Reaching out to grasp an object requires information about the size of the object and the distance between the object and the body. We used a virtual reality system with a control population and a patient with visual form agnosia (DF) in order to explore the use of binocular information and size cues in prehension. The experiments consisted of a perceptual matching task in addition to a prehension task. In the prehension task, control participants modified their reach distance in response to step changes in vergence in the absence of any clear reference for relative disparity. Their reach distance was unaffected by equivalent step changes in size, even though they used this information to modify grasp and showed a size bias in a distance matching task. Notably, DF showed the same pattern of results as the controls but was far more sensitive to step changes in vergence, This finding complements previous research suggesting that DF relies predominantly on vergence information when gauging target distance.
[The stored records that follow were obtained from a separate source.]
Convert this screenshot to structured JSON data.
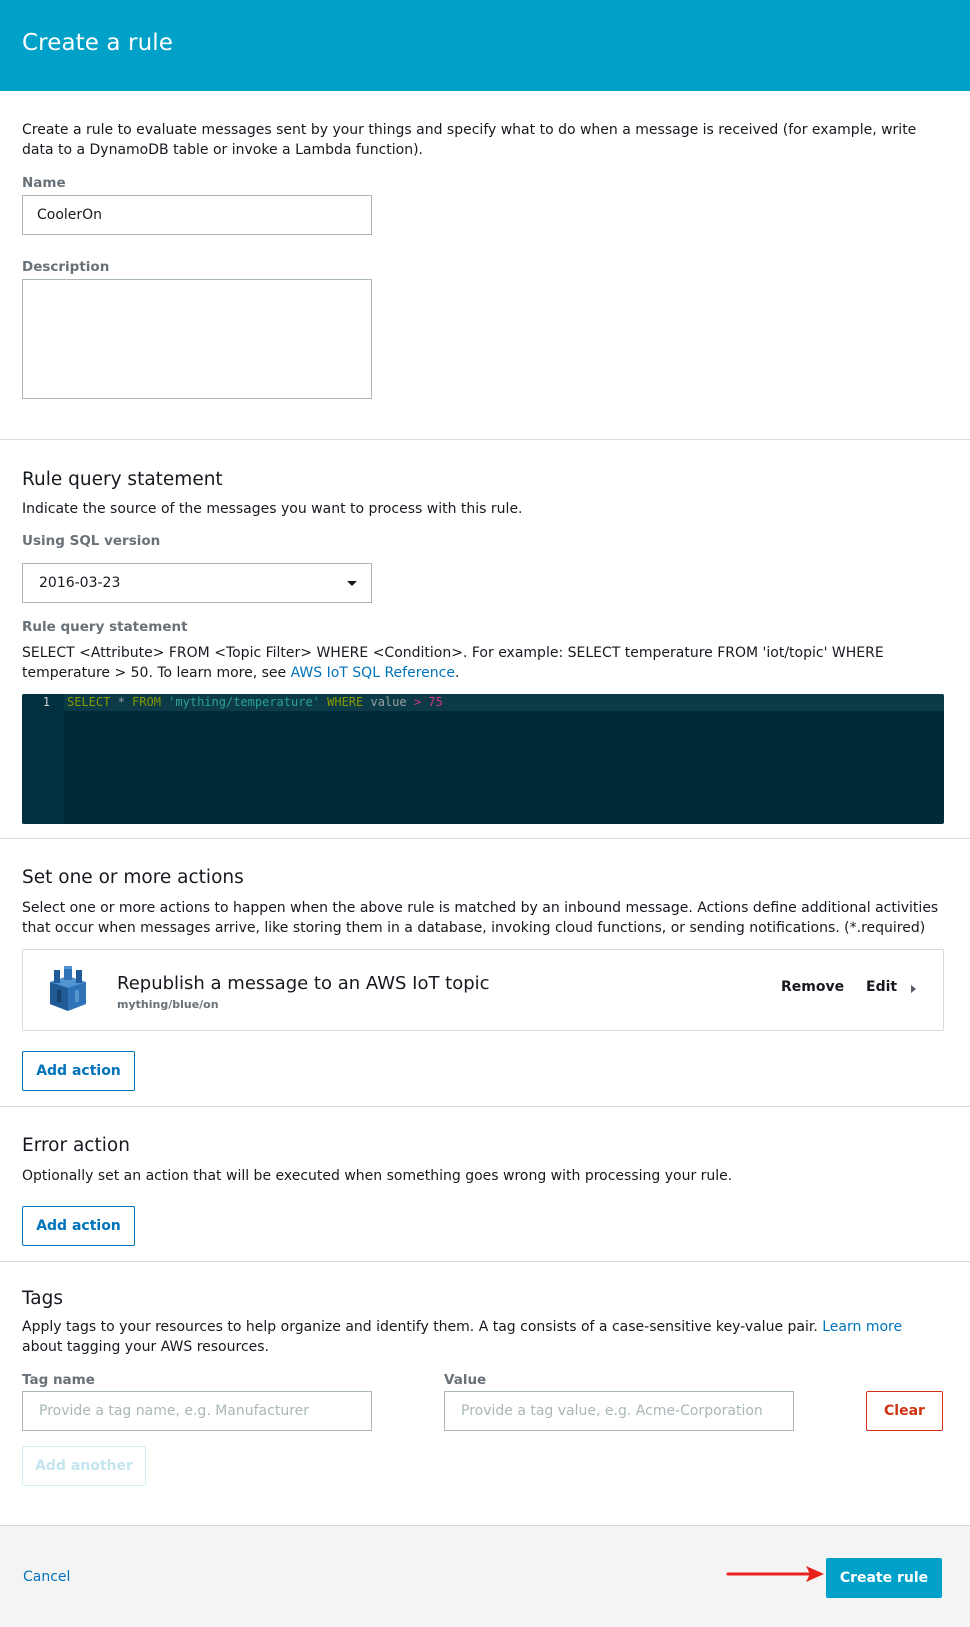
{
  "header": {
    "title": "Create a rule"
  },
  "intro": {
    "text": "Create a rule to evaluate messages sent by your things and specify what to do when a message is received (for example, write data to a DynamoDB table or invoke a Lambda function)."
  },
  "name_field": {
    "label": "Name",
    "value": "CoolerOn"
  },
  "description_field": {
    "label": "Description",
    "value": ""
  },
  "query_section": {
    "title": "Rule query statement",
    "subtitle": "Indicate the source of the messages you want to process with this rule.",
    "sql_version_label": "Using SQL version",
    "sql_version_value": "2016-03-23",
    "statement_label": "Rule query statement",
    "help_text": "SELECT <Attribute> FROM <Topic Filter> WHERE <Condition>. For example: SELECT temperature FROM 'iot/topic' WHERE temperature > 50. To learn more, see ",
    "help_link": "AWS IoT SQL Reference",
    "help_end": "."
  },
  "editor": {
    "line_number": "1",
    "tokens": {
      "select": "SELECT",
      "star": " * ",
      "from": "FROM",
      "topic": " 'mything/temperature' ",
      "where": "WHERE",
      "field": " value ",
      "op": "> ",
      "num": "75"
    }
  },
  "actions_section": {
    "title": "Set one or more actions",
    "text": "Select one or more actions to happen when the above rule is matched by an inbound message. Actions define additional activities that occur when messages arrive, like storing them in a database, invoking cloud functions, or sending notifications. (*.required)",
    "action": {
      "title": "Republish a message to an AWS IoT topic",
      "subtitle": "mything/blue/on",
      "icon": "iot-republish-icon",
      "remove_label": "Remove",
      "edit_label": "Edit"
    },
    "add_label": "Add action"
  },
  "error_section": {
    "title": "Error action",
    "text": "Optionally set an action that will be executed when something goes wrong with processing your rule.",
    "add_label": "Add action"
  },
  "tags_section": {
    "title": "Tags",
    "text_before": "Apply tags to your resources to help organize and identify them. A tag consists of a case-sensitive key-value pair. ",
    "link": "Learn more",
    "text_after": " about tagging your AWS resources.",
    "tag_name_label": "Tag name",
    "tag_name_placeholder": "Provide a tag name, e.g. Manufacturer",
    "value_label": "Value",
    "value_placeholder": "Provide a tag value, e.g. Acme-Corporation",
    "clear_label": "Clear",
    "add_another_label": "Add another"
  },
  "footer": {
    "cancel_label": "Cancel",
    "create_label": "Create rule"
  },
  "colors": {
    "header": "#00a1c9",
    "primary_button": "#00a1c9",
    "link": "#0073bb",
    "danger": "#d13212",
    "editor_bg": "#002b36",
    "annotation_arrow": "#e8221b"
  }
}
The results from the perceptual matching tasks confirmed previous findings suggesting that DF is unable to make use of size information for perceptual matching, including distance comparisons. These data are discussed with regard to the properties of the pathways subserving the two visual cortical processing streams.
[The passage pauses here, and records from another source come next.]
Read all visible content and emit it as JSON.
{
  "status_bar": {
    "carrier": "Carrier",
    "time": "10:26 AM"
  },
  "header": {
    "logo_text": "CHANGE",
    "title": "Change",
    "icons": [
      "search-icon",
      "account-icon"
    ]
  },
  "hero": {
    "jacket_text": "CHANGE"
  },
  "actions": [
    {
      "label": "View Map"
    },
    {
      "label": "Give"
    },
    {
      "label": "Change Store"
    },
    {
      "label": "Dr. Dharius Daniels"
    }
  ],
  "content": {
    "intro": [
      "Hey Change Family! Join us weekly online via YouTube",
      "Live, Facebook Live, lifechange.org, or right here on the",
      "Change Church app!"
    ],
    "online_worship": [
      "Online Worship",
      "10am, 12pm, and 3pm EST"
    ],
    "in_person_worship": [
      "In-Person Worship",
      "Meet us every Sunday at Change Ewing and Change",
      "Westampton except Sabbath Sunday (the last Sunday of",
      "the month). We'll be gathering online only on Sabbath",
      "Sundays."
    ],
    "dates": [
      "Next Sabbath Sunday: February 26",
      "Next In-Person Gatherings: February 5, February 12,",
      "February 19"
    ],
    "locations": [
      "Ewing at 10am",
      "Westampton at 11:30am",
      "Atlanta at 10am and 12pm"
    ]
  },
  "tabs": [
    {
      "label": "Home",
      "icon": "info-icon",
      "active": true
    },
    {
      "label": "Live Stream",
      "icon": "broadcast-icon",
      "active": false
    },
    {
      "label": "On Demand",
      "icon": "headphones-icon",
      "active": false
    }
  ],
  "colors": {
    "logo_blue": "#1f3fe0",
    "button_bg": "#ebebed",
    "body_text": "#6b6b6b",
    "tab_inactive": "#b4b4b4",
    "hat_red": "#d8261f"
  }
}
|Number of pages||8|
|Journal||Experimental Brain Research|
|Publication status||Published - Jul 2001|
- distance perception
- visual form agnosia